Instead it focused on smaller and faster capabilities to avoid detection and reduced physical protection for the sake of increased mobility. Some argued that heavy armour was “a Cold War anachronism.”
But in oral evidence given to the UK government's Defence Committee, Brigadier (Ret'd) Ben Barry, Senior Fellow for Land Warfare at the International Institute for Strategic Studies maintained that “tank heavy armour, or, for that matter, medium and light armour, is part of a 21st-century combined arms battle.”
Consultant Nicholas Drummond who advised Krauss-Maffei Wegmann on its competing proposal for the Challenger 2 LEP, said that heavy armour still has a role to play as demonstrated by its use in recent conflicts in Ukraine and between Azerbaijan and Armenia.
However, the total number of Challenger 2 main battle tanks in frontline service will be reduced from three battalion-sized regiments to two, with one regiment swapping its tanks for the AJAX AFV.
In addition to serving in the First Gulf War and Operation Iraqi Freedom in 2003, the Challenger 2 tank also served in Kosovo where it is said to have been very reliable and given soldiers a massive amount of confidence.

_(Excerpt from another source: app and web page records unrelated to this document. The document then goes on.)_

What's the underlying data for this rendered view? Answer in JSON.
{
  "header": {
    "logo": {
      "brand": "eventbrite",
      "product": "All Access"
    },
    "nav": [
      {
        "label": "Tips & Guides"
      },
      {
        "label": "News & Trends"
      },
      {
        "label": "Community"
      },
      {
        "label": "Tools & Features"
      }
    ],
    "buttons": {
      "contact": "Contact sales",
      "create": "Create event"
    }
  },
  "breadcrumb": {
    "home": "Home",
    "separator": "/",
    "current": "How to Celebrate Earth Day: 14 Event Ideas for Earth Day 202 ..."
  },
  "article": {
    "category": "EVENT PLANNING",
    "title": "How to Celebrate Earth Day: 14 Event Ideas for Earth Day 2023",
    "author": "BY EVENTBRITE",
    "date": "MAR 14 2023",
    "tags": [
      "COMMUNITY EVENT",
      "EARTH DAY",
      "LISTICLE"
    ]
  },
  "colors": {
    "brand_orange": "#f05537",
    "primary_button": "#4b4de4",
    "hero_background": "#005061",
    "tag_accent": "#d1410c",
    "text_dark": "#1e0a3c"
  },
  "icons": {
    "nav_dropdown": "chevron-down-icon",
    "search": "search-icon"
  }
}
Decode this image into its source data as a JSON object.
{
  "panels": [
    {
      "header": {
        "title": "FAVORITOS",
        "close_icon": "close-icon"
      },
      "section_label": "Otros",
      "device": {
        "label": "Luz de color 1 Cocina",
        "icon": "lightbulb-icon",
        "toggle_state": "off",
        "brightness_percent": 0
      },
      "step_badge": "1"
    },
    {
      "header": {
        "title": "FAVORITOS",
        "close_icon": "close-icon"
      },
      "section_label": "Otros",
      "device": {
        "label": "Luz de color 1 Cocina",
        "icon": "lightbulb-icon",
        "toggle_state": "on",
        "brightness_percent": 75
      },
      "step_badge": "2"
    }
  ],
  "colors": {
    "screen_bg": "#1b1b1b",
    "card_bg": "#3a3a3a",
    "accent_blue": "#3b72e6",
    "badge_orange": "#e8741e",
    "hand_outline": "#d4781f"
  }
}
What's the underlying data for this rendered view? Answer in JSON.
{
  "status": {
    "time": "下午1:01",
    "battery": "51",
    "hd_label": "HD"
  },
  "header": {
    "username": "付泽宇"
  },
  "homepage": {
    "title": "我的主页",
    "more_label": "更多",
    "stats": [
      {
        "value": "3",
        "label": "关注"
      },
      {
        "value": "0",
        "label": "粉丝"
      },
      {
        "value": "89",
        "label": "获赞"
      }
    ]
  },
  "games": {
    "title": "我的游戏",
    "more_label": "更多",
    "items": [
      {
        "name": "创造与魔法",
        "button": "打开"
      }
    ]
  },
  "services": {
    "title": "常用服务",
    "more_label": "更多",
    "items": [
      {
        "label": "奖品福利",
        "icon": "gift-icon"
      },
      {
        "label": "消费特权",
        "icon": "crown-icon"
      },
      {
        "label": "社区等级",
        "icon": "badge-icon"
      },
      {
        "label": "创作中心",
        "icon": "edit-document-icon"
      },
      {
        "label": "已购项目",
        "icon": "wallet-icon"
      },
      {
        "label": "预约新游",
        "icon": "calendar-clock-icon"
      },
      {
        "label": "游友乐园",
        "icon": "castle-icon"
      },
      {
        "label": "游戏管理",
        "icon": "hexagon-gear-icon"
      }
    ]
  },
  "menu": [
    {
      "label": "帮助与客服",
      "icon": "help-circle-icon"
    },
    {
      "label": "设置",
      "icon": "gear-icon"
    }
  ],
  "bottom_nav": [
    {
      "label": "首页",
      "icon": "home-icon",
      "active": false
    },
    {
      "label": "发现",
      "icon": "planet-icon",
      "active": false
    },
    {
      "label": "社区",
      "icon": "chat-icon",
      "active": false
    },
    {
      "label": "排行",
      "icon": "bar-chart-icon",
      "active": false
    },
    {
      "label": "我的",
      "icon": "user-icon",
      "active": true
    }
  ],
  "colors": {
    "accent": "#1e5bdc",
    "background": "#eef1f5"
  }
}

There were, however, reliability issues with the tank in the Gulf War, which resulted in a number of upgrades, including additional armour.
In 2003 in Basra during Operation Iraqi Freedom, a Challenger 2 tank reportedly survived being hit by 70 RPGs. Royal Scots Dragoon Guards who were sheltered inside the tank survived the ordeal.
Outside of the British Army, the only other country that acquired the Challenger 2 was Oman, which has observer status on the Challenger 2 LEP. Both countries' Challenger 2s featured prominently in Exercise Saif Sareea 3 held in the Omani desert in 2018.
On Challenger 2, ammunition was stored in the hull, which is well protected. So if the vehicle were struck by an RPG or hit a mine, the ammunition on board is well protected from the blast.
Much of the upgrade work will be carried out in the UK at the Rheinmetall BAE Systems Land (RBSL) plant in Telford in the West Midlands.
The company boasts a rich heritage, having delivered the first Challenger 2 tanks to the British Army over 25 years ago when it was Vickers Defence Systems, the original designers of the Challenger.
RBSL is a joint venture between Rheinmetall and BAE Systems, with Rheinmetall Landsysteme GmbH holding 55% of the shares. Work will be directed from the RBSL factory in Telford, with technical support from the company’s heavy armour specialists in Telford and at the RBSL facility in Washington near Newcastle in the northeast of England.
At RBSL, the Challenger programme will maintain some 200 member of staff, including 130 highly skilled engineers and 70 technicians. During the next five years, RBSL says it will offer employment and training opportunities to more than 60 trainees. Moreover, in the British supply chain some 450 jobs will be maintained or newly created.